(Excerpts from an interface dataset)
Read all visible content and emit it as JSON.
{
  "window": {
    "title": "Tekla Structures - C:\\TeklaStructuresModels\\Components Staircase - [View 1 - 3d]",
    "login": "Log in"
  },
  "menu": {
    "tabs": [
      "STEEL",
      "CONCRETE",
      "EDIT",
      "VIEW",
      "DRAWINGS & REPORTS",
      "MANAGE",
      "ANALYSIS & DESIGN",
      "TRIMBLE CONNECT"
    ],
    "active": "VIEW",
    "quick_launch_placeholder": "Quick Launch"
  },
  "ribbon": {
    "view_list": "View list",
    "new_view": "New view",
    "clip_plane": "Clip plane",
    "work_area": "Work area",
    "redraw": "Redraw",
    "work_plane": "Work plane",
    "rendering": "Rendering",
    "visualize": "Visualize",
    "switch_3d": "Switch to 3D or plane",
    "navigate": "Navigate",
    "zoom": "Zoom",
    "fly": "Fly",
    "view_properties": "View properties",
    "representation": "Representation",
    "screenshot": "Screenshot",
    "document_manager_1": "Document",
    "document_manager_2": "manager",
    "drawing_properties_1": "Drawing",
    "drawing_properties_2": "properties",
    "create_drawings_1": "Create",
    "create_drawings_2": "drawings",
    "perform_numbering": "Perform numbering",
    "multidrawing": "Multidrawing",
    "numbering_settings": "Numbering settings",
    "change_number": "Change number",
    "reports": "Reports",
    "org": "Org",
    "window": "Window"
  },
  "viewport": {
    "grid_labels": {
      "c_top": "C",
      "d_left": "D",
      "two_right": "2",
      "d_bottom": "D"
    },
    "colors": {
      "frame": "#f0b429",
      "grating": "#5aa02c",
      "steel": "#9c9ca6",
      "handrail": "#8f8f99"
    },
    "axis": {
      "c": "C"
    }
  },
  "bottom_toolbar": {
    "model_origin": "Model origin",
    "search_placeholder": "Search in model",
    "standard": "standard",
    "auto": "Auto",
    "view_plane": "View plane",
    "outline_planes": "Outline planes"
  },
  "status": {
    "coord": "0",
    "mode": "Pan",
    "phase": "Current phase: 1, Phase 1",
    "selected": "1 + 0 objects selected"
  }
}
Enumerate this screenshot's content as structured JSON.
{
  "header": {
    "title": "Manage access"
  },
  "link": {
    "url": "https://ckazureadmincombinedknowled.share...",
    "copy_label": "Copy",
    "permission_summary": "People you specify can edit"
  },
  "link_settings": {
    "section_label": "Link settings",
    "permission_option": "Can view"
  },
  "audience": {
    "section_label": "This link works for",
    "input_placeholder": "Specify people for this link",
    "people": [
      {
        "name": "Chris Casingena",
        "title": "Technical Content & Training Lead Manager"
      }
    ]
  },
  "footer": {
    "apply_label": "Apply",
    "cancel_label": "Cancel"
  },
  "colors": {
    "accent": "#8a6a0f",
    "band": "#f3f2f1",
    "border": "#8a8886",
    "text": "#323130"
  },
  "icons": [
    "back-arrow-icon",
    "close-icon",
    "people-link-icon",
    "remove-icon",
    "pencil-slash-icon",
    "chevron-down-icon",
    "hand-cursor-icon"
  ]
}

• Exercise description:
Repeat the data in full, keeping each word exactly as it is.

• Exercise answer:
Read all visible content and emit it as JSON.
{
  "window": {
    "title": "Tekla Structures - C:\\TeklaStructuresModels\\Components Staircase - [View 1 - 3d]",
    "login": "Log in"
  },
  "menu": {
    "tabs": [
      "STEEL",
      "CONCRETE",
      "EDIT",
      "VIEW",
      "DRAWINGS & REPORTS",
      "MANAGE",
      "ANALYSIS & DESIGN",
      "TRIMBLE CONNECT"
    ],
    "active": "VIEW",
    "quick_launch_placeholder": "Quick Launch"
  },
  "ribbon": {
    "view_list": "View list",
    "new_view": "New view",
    "clip_plane": "Clip plane",
    "work_area": "Work area",
    "redraw": "Redraw",
    "work_plane": "Work plane",
    "rendering": "Rendering",
    "visualize": "Visualize",
    "switch_3d": "Switch to 3D or plane",
    "navigate": "Navigate",
    "zoom": "Zoom",
    "fly": "Fly",
    "view_properties": "View properties",
    "representation": "Representation",
    "screenshot": "Screenshot",
    "document_manager_1": "Document",
    "document_manager_2": "manager",
    "drawing_properties_1": "Drawing",
    "drawing_properties_2": "properties",
    "create_drawings_1": "Create",
    "create_drawings_2": "drawings",
    "perform_numbering": "Perform numbering",
    "multidrawing": "Multidrawing",
    "numbering_settings": "Numbering settings",
    "change_number": "Change number",
    "reports": "Reports",
    "org": "Org",
    "window": "Window"
  },
  "viewport": {
    "grid_labels": {
      "c_top": "C",
      "d_left": "D",
      "two_right": "2",
      "d_bottom": "D"
    },
    "colors": {
      "frame": "#f0b429",
      "grating": "#5aa02c",
      "steel": "#9c9ca6",
      "handrail": "#8f8f99"
    },
    "axis": {
      "c": "C"
    }
  },
  "bottom_toolbar": {
    "model_origin": "Model origin",
    "search_placeholder": "Search in model",
    "standard": "standard",
    "auto": "Auto",
    "view_plane": "View plane",
    "outline_planes": "Outline planes"
  },
  "status": {
    "coord": "0",
    "mode": "Pan",
    "phase": "Current phase: 1, Phase 1",
    "selected": "1 + 0 objects selected"
  }
}
Enumerate this screenshot's content as structured JSON.
{
  "header": {
    "title": "Manage access"
  },
  "link": {
    "url": "https://ckazureadmincombinedknowled.share...",
    "copy_label": "Copy",
    "permission_summary": "People you specify can edit"
  },
  "link_settings": {
    "section_label": "Link settings",
    "permission_option": "Can view"
  },
  "audience": {
    "section_label": "This link works for",
    "input_placeholder": "Specify people for this link",
    "people": [
      {
        "name": "Chris Casingena",
        "title": "Technical Content & Training Lead Manager"
      }
    ]
  },
  "footer": {
    "apply_label": "Apply",
    "cancel_label": "Cancel"
  },
  "colors": {
    "accent": "#8a6a0f",
    "band": "#f3f2f1",
    "border": "#8a8886",
    "text": "#323130"
  },
  "icons": [
    "back-arrow-icon",
    "close-icon",
    "people-link-icon",
    "remove-icon",
    "pencil-slash-icon",
    "chevron-down-icon",
    "hand-cursor-icon"
  ]
}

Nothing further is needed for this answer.